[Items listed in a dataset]
--- START ---
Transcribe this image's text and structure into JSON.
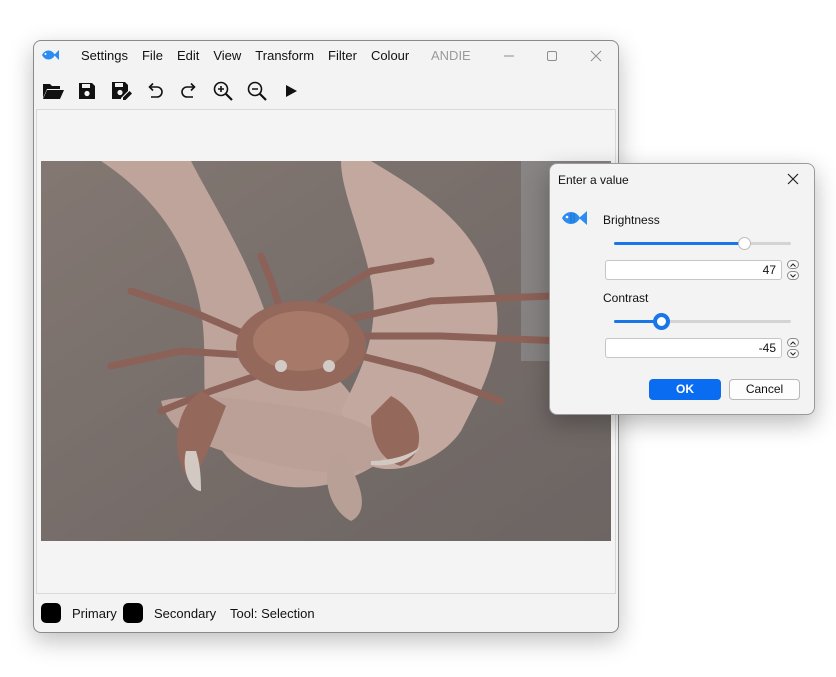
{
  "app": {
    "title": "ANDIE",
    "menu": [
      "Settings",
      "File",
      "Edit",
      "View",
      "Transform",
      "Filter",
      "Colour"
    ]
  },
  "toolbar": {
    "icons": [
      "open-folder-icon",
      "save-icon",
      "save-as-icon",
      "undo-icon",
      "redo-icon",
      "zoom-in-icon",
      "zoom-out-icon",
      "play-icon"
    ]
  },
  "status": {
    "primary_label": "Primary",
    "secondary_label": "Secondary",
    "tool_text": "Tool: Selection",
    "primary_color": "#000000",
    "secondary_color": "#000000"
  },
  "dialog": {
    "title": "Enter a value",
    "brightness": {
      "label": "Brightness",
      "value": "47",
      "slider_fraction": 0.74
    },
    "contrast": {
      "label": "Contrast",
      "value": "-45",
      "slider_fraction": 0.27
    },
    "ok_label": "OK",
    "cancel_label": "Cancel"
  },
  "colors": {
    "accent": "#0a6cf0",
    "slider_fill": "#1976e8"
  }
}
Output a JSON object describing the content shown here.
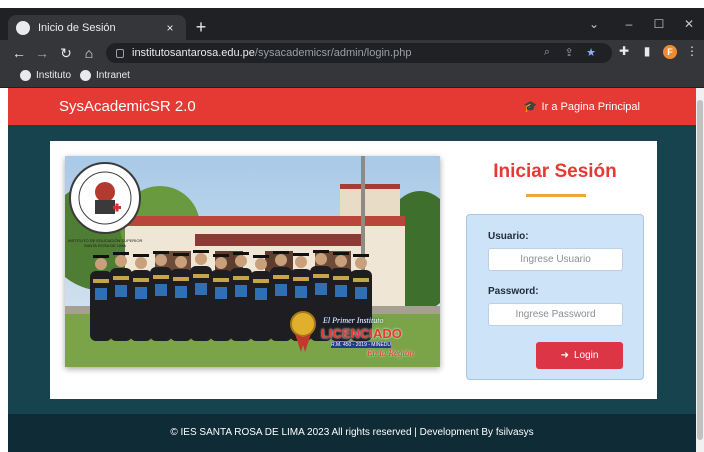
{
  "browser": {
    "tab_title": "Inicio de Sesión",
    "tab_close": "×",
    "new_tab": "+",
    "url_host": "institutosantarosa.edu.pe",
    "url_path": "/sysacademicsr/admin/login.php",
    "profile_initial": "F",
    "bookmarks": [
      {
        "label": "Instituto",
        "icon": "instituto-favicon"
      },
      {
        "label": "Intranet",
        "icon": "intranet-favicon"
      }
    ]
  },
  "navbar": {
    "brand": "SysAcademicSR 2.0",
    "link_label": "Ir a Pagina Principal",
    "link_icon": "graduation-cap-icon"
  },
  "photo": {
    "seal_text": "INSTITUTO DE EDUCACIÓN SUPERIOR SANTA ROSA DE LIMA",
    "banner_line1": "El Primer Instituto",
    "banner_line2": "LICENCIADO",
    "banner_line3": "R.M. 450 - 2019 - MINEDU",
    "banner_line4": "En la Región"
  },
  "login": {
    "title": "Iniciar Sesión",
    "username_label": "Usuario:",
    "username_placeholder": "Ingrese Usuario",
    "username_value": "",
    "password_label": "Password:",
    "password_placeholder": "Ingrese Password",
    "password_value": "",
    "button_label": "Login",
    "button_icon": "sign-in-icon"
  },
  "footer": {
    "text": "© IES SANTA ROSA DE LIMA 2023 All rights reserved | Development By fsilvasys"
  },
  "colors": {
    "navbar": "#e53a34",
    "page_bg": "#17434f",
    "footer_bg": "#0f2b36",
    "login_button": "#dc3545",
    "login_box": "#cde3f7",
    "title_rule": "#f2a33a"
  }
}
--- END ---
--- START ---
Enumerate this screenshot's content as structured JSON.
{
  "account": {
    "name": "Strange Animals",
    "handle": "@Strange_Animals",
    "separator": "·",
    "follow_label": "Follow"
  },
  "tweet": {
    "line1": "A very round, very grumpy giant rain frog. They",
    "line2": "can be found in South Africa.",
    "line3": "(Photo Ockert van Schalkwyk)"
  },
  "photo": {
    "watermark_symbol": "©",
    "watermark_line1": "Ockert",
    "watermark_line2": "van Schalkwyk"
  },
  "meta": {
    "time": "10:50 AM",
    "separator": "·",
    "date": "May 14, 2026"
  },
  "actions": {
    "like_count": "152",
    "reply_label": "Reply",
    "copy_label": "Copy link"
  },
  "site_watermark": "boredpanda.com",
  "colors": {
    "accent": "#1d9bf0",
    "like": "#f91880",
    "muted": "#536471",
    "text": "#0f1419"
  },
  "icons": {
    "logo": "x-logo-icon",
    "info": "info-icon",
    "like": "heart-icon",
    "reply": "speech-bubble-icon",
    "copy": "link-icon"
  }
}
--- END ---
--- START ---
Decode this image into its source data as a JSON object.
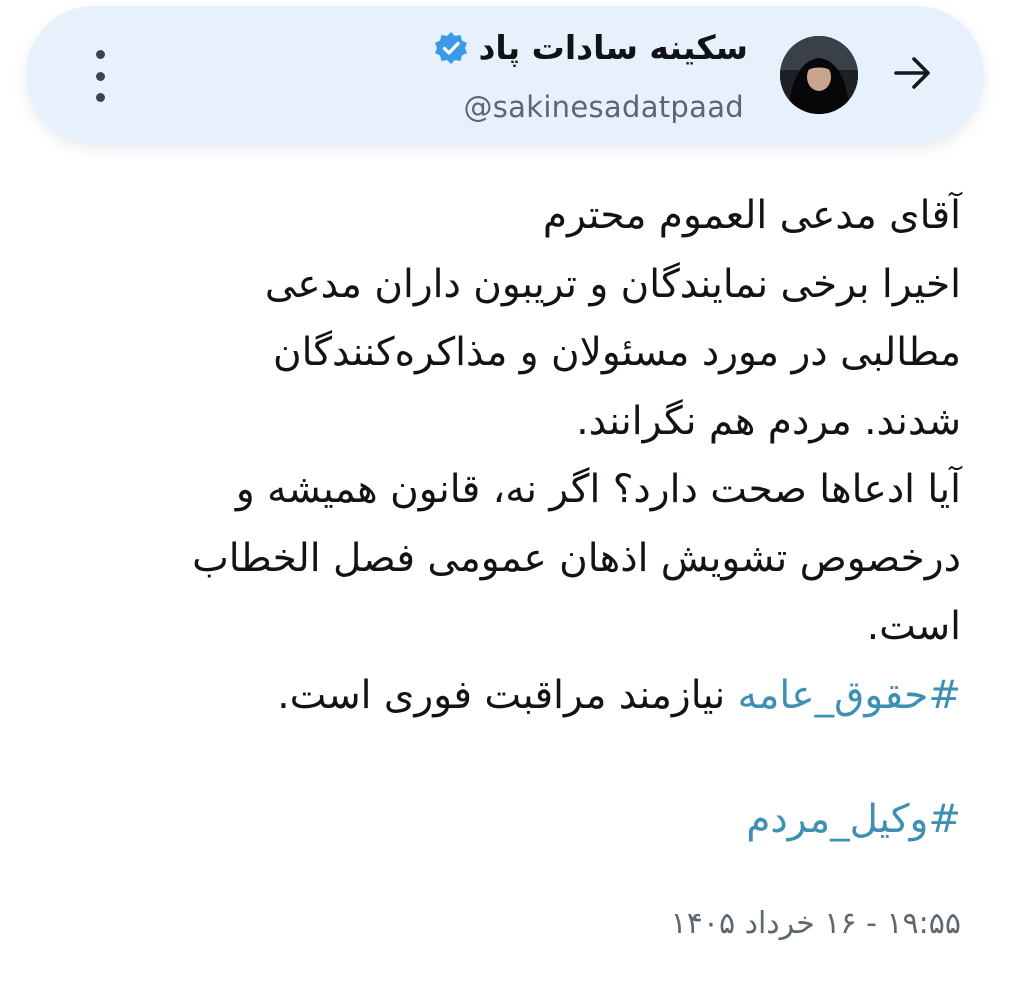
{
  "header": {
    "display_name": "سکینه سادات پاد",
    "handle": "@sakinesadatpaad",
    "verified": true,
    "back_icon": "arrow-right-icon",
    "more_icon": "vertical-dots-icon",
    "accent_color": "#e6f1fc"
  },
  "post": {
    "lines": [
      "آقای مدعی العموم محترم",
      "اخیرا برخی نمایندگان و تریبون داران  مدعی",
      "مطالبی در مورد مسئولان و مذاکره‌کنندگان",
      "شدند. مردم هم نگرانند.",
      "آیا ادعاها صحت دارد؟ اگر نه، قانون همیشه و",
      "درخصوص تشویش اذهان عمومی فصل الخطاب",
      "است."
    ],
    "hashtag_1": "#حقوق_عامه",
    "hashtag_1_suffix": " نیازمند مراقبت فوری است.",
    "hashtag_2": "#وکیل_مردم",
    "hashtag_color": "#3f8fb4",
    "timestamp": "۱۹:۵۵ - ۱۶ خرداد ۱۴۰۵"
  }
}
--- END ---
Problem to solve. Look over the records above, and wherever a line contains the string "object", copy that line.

Worked solution.
Output a JSON object describing the content shown here.
Decode this image into its source data as a JSON object.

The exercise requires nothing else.